How to define it
Responsible Research & Innovation (RRI) is an approach to research & innovation (R&I) that anticipates and assesses its potential implications and societal expectations of it in order to make inclusive and sustainable. RRI has been used in the Horizon 2020 programme to group cross-cutting concepts of societal aspects of science and innovation within the objective of the Science with and for Society (SwafS) agenda. It is also set to play a major role in the Horizon Europe programme.
What role should it play in R&I
RRI can assist in managing the relations between different Quadruple Helix stakeholder groups, for example between civil society and those running R&I programmes. It is an effective solution which allows for a transparent and interactive process in which social and different actors, both those responsible and not responsible for innovation, become mutually responsible for the innovation process. It achieves impact through allowing sufficient incorporation of scientific and technological advances in our society.
Six keys to rule them all
RRI supports advanced R&I strategies. To help embed it into the way researchers and innovators work, the five key themes have been defined for policymakers to consider, usually referred to as the RRI keys:
- Gender equality: tackles gaps between women and men, for example by ensuring that gender dimensions are taken into consideration in R&I, decision-making, the allocation of funding, and in the makeup of teams and organisations.
- Open access: attempts to make science transparent and accessible. It stresses that the results of publicly funded research (publications and data) should be made freely accessible for public use online.
- Citizen engagement: stresses that the public, including civil society organisations, should jointly participate in the R&I process, rather than the traditional pillars of researchers, industry, and policy makers which have traditionally fed into it.

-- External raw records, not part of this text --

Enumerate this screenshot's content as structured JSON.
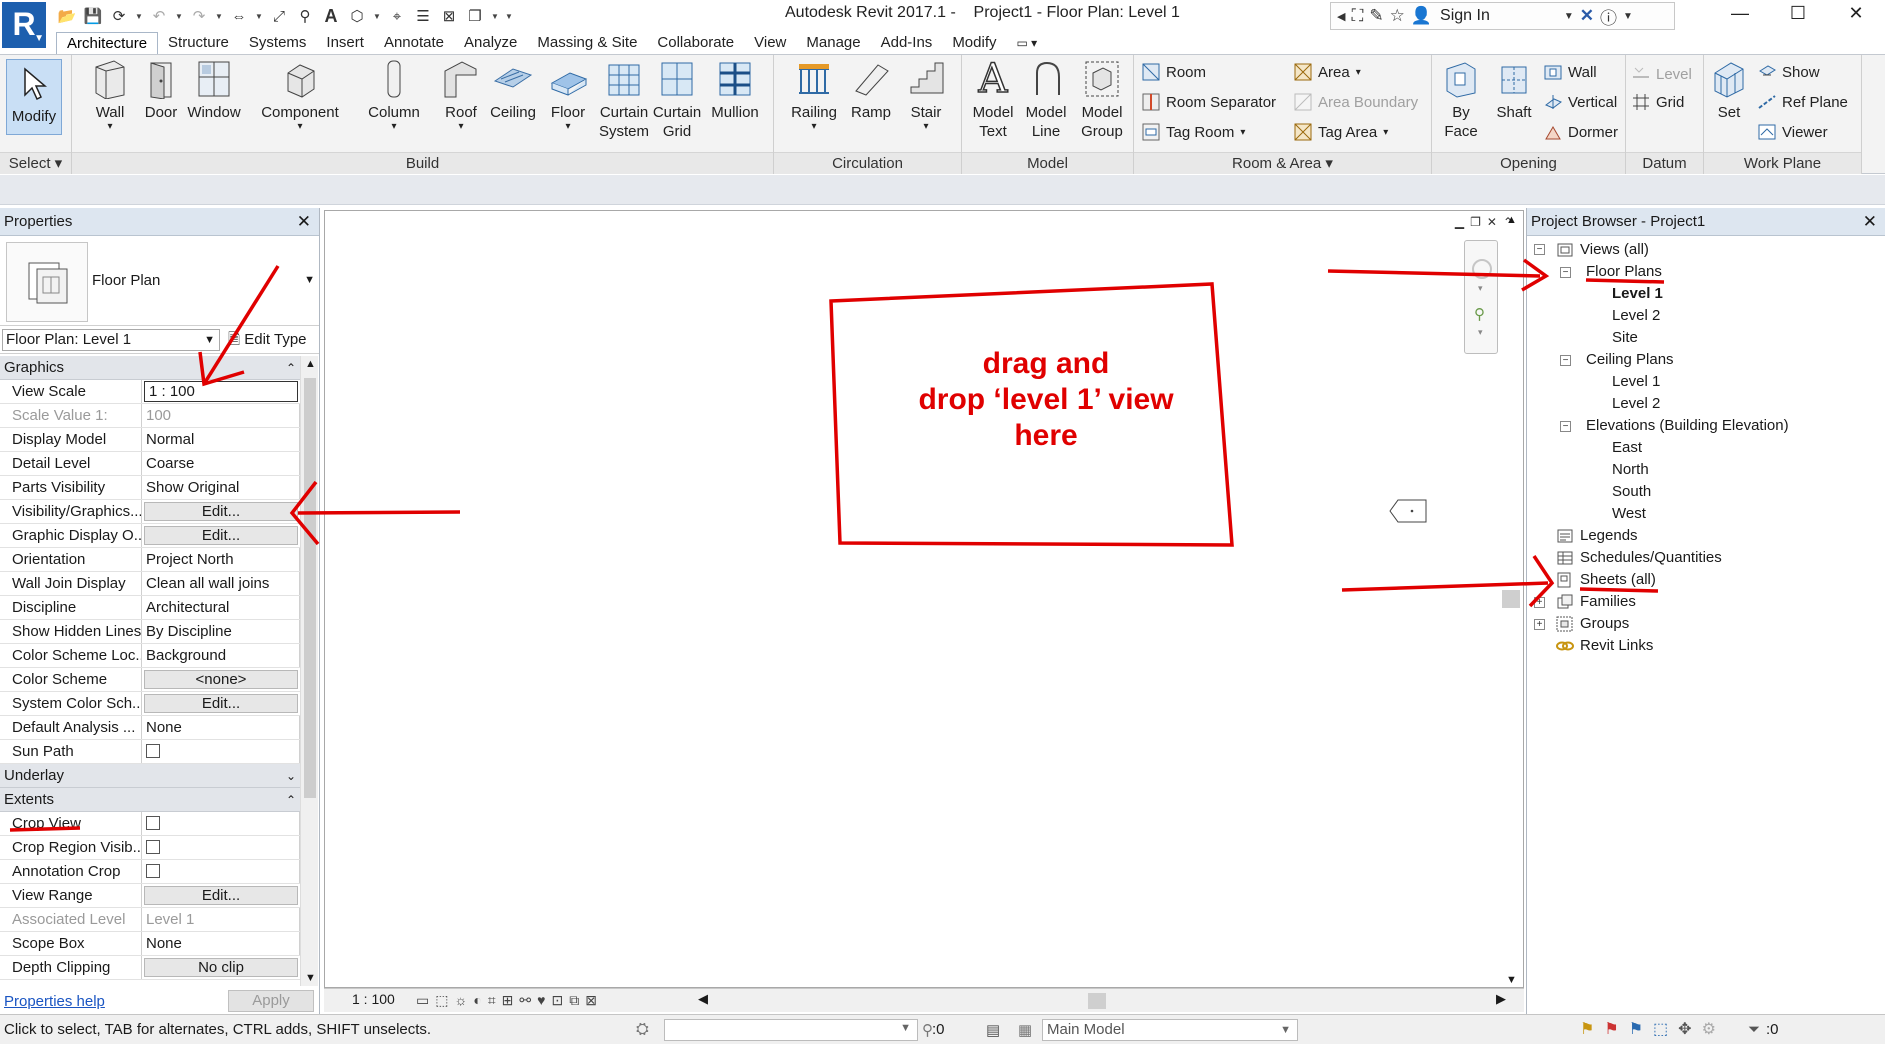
{
  "app": {
    "title": "Autodesk Revit 2017.1 -    Project1 - Floor Plan: Level 1",
    "logo": "R",
    "sign_in": "Sign In"
  },
  "ribbon": {
    "tabs": [
      "Architecture",
      "Structure",
      "Systems",
      "Insert",
      "Annotate",
      "Analyze",
      "Massing & Site",
      "Collaborate",
      "View",
      "Manage",
      "Add-Ins",
      "Modify"
    ],
    "active_tab": "Architecture",
    "select": {
      "modify": "Modify",
      "title": "Select"
    },
    "build": {
      "title": "Build",
      "wall": "Wall",
      "door": "Door",
      "window": "Window",
      "component": "Component",
      "column": "Column",
      "roof": "Roof",
      "ceiling": "Ceiling",
      "floor": "Floor",
      "curtain_system": [
        "Curtain",
        "System"
      ],
      "curtain_grid": [
        "Curtain",
        "Grid"
      ],
      "mullion": "Mullion"
    },
    "circulation": {
      "title": "Circulation",
      "railing": "Railing",
      "ramp": "Ramp",
      "stair": "Stair"
    },
    "model": {
      "title": "Model",
      "model_text": [
        "Model",
        "Text"
      ],
      "model_line": [
        "Model",
        "Line"
      ],
      "model_group": [
        "Model",
        "Group"
      ]
    },
    "room_area": {
      "title": "Room & Area",
      "room": "Room",
      "room_separator": "Room  Separator",
      "tag_room": "Tag  Room",
      "area": "Area",
      "area_boundary": "Area  Boundary",
      "tag_area": "Tag  Area"
    },
    "opening": {
      "title": "Opening",
      "by_face": [
        "By",
        "Face"
      ],
      "shaft": "Shaft",
      "wall": "Wall",
      "vertical": "Vertical",
      "dormer": "Dormer"
    },
    "datum": {
      "title": "Datum",
      "level": "Level",
      "grid": "Grid"
    },
    "work_plane": {
      "title": "Work Plane",
      "set": "Set",
      "show": "Show",
      "ref_plane": "Ref  Plane",
      "viewer": "Viewer"
    }
  },
  "properties": {
    "title": "Properties",
    "type_name": "Floor Plan",
    "instance": "Floor Plan: Level 1",
    "edit_type": "Edit Type",
    "sections": {
      "graphics": "Graphics",
      "underlay": "Underlay",
      "extents": "Extents"
    },
    "graphics_rows": [
      {
        "key": "View Scale",
        "value": "1 : 100"
      },
      {
        "key": "Scale Value    1:",
        "value": "100"
      },
      {
        "key": "Display Model",
        "value": "Normal"
      },
      {
        "key": "Detail Level",
        "value": "Coarse"
      },
      {
        "key": "Parts Visibility",
        "value": "Show Original"
      },
      {
        "key": "Visibility/Graphics...",
        "value": "Edit..."
      },
      {
        "key": "Graphic Display O...",
        "value": "Edit..."
      },
      {
        "key": "Orientation",
        "value": "Project North"
      },
      {
        "key": "Wall Join Display",
        "value": "Clean all wall joins"
      },
      {
        "key": "Discipline",
        "value": "Architectural"
      },
      {
        "key": "Show Hidden Lines",
        "value": "By Discipline"
      },
      {
        "key": "Color Scheme Loc...",
        "value": "Background"
      },
      {
        "key": "Color Scheme",
        "value": "<none>"
      },
      {
        "key": "System Color Sch...",
        "value": "Edit..."
      },
      {
        "key": "Default Analysis ...",
        "value": "None"
      },
      {
        "key": "Sun Path",
        "value": ""
      }
    ],
    "extents_rows": [
      {
        "key": "Crop View",
        "value": ""
      },
      {
        "key": "Crop Region Visib...",
        "value": ""
      },
      {
        "key": "Annotation Crop",
        "value": ""
      },
      {
        "key": "View Range",
        "value": "Edit..."
      },
      {
        "key": "Associated Level",
        "value": "Level 1"
      },
      {
        "key": "Scope Box",
        "value": "None"
      },
      {
        "key": "Depth Clipping",
        "value": "No clip"
      }
    ],
    "help": "Properties help",
    "apply": "Apply"
  },
  "drawing": {
    "annotation_lines": [
      "drag and",
      "drop ‘level 1’ view",
      "here"
    ],
    "scale": "1 : 100"
  },
  "browser": {
    "title": "Project Browser - Project1",
    "views_all": "Views (all)",
    "floor_plans": "Floor Plans",
    "fp_items": [
      "Level 1",
      "Level 2",
      "Site"
    ],
    "ceiling_plans": "Ceiling Plans",
    "cp_items": [
      "Level 1",
      "Level 2"
    ],
    "elevations": "Elevations (Building Elevation)",
    "el_items": [
      "East",
      "North",
      "South",
      "West"
    ],
    "legends": "Legends",
    "schedules": "Schedules/Quantities",
    "sheets": "Sheets (all)",
    "families": "Families",
    "groups": "Groups",
    "revit_links": "Revit Links"
  },
  "status": {
    "hint": "Click to select, TAB for alternates, CTRL adds, SHIFT unselects.",
    "worksets_count": ":0",
    "model": "Main Model",
    "filter_count": ":0"
  },
  "colors": {
    "annotation": "#e00000",
    "active_tab_border": "#a9b7c8",
    "link": "#1a55c2"
  }
}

- Science education: confronts the challenge of better preparing future researchers and other social actors, providing them with the tools and knowledge necessary to participate fully in the R&I process, as well as equipping citizens to take part in forming science policies.

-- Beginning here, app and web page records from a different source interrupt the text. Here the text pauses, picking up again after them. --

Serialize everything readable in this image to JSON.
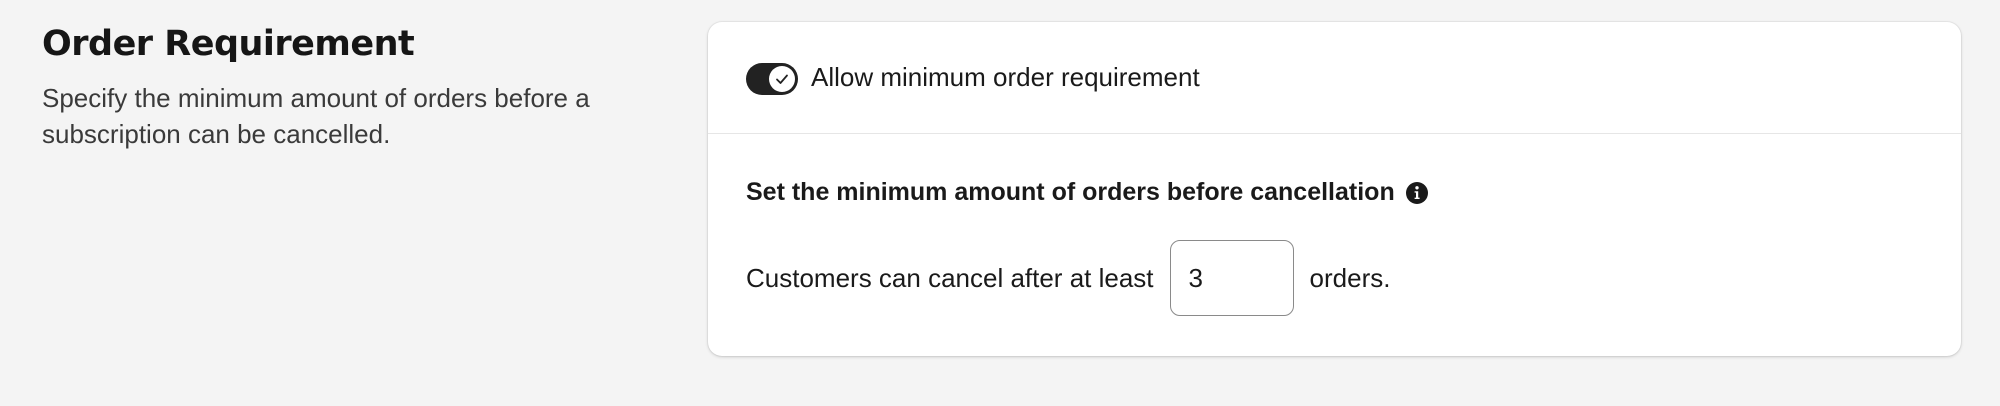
{
  "section": {
    "title": "Order Requirement",
    "description": "Specify the minimum amount of orders before a subscription can be cancelled."
  },
  "card": {
    "toggle": {
      "label": "Allow minimum order requirement",
      "checked": true,
      "icon": "checkmark-icon"
    },
    "subtitle": "Set the minimum amount of orders before cancellation",
    "info_icon": "info-icon",
    "prefix": "Customers can cancel after at least",
    "min_orders": "3",
    "suffix": "orders."
  },
  "colors": {
    "page_background": "#f4f4f4",
    "card_background": "#ffffff",
    "toggle_on": "#222222",
    "text": "#1a1a1a"
  }
}
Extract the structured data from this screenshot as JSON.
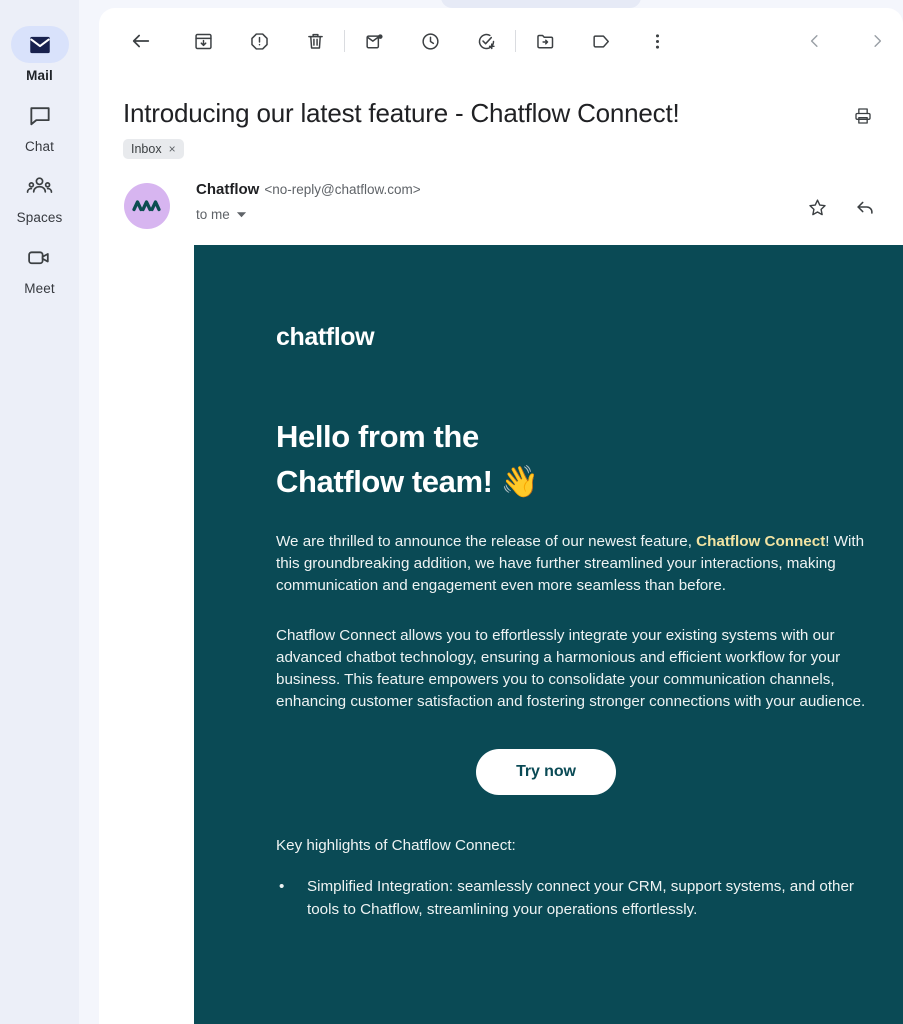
{
  "rail": {
    "items": [
      {
        "label": "Mail",
        "icon": "envelope-icon",
        "active": true
      },
      {
        "label": "Chat",
        "icon": "chat-bubble-icon",
        "active": false
      },
      {
        "label": "Spaces",
        "icon": "people-group-icon",
        "active": false
      },
      {
        "label": "Meet",
        "icon": "video-camera-icon",
        "active": false
      }
    ]
  },
  "toolbar": {
    "back": "Back",
    "archive": "Archive",
    "report_spam": "Report spam",
    "delete": "Delete",
    "mark_unread": "Mark as unread",
    "snooze": "Snooze",
    "add_to_tasks": "Add to tasks",
    "move_to": "Move to",
    "labels": "Labels",
    "more": "More",
    "prev": "Newer",
    "next": "Older"
  },
  "email": {
    "subject": "Introducing our latest feature - Chatflow Connect!",
    "label_chip": "Inbox",
    "label_chip_remove": "×",
    "print_label": "Print all",
    "sender_name": "Chatflow",
    "sender_email": "<no-reply@chatflow.com>",
    "recipient": "to me",
    "star_label": "Star",
    "reply_label": "Reply"
  },
  "body": {
    "brand": "chatflow",
    "hero_line1": "Hello from the",
    "hero_line2": "Chatflow team!",
    "hero_emoji": "👋",
    "p1_a": "We are thrilled to announce the release of our newest feature, ",
    "p1_highlight": "Chatflow Connect",
    "p1_b": "! With this groundbreaking addition, we have further streamlined your interactions, making communication and engagement even more seamless than before.",
    "p2": "Chatflow Connect allows you to effortlessly integrate your existing systems with our advanced chatbot technology, ensuring a harmonious and efficient workflow for your business. This feature empowers you to consolidate your communication channels, enhancing customer satisfaction and fostering stronger connections with your audience.",
    "cta": "Try now",
    "key_highlights_heading": "Key highlights of Chatflow Connect:",
    "bullets": [
      {
        "dot": "•",
        "text": "Simplified Integration: seamlessly connect your CRM, support systems, and other tools to Chatflow, streamlining your operations effortlessly."
      }
    ]
  },
  "colors": {
    "rail_bg": "#eceff8",
    "page_bg": "#f4f6fc",
    "active_pill": "#d9e2fb",
    "email_teal": "#0a4a55",
    "highlight_yellow": "#f2e3a2",
    "avatar_purple": "#d7b5f0",
    "chip_bg": "#e8eaed"
  }
}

- Ethics: requires R&I to respect fundamental rights and the highest ethical standards in order to guarantee greater social relevance and greater acceptance of the results of research and innovation.

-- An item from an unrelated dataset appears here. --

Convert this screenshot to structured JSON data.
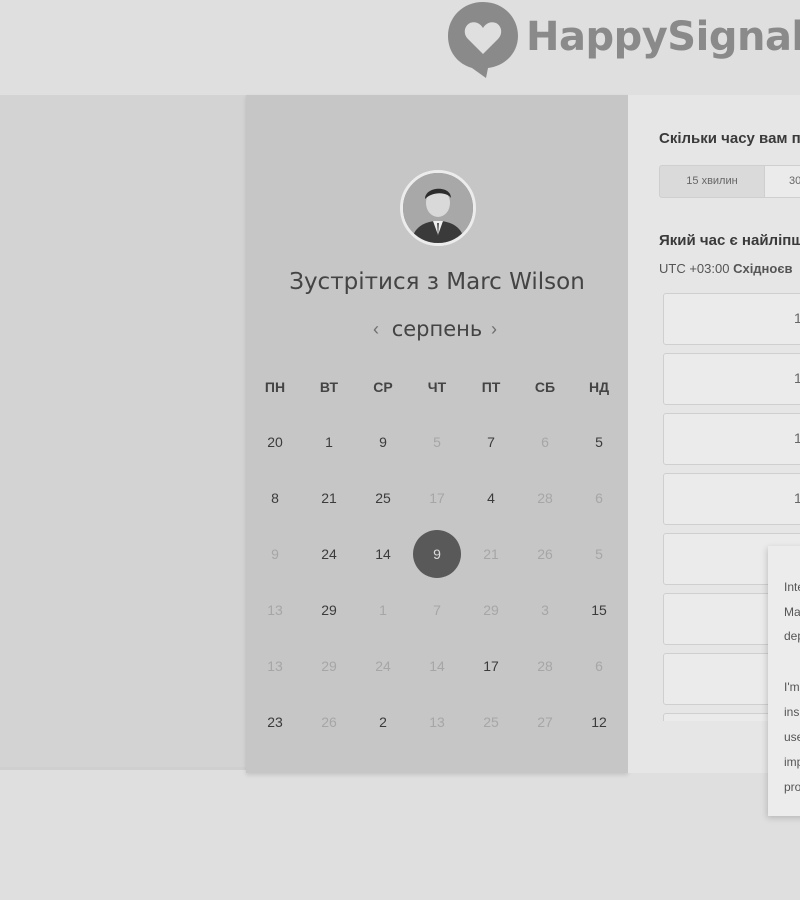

Why Responsible Research and Innovation
R&I has improved our world and our lives in many ways. However, alongside the positive impact on the material and physical well-being of society, science and technology sometimes create new risks and ethical dilemmas. They may generate controversy and fail to solve problems. In the worst-case scenarios often presented in science fiction, they may lead to societal breakdown or apocalyptic wars between machines and humans. RRI answers these challenges by engaging all actors (from researchers and innovators to governments and citizens) through inclusive and participatory methodologies. To be effective, the participation takes place at all stages of the process and at all levels of governance of R&I (from program planning, through design, implementation, and evaluation). Research and innovation will address societal challenges and be aligned with the values, needs and expectations of the general public. This is not just an ethical or societal issue. It is about improving scientific production, diversifying research programs, and considering the complexities of the real world.
How TetRRIS will implement territorial RRI
Our understanding of RRI is tentatively twofold: On the one hand, we will use the definition of the European Commission implementing the practice of RRI in terms of the five RRI dimensions; public engagement of lay citizens and stakeholders, enabling easier access to scientific results, giving due attention to questions of gender and ethics in R&I processes, and providing formal and informal science education. A more academic definition of RRI – or Responsible innovation – has usually included four dimensions; anticipation, reflexivity, inclusion and responsiveness (Stilgoe et al. 2013). TetRRIS project makes use of these both and several other approaches, which advance responsibility related thinking and action in research and innovation.
For more detailed information on RRI, TetRRIS highly recommends taking a look at the explanations and videos on the website of RRI Tools, an initiative that serves to inform in detail about all aspects of RRI.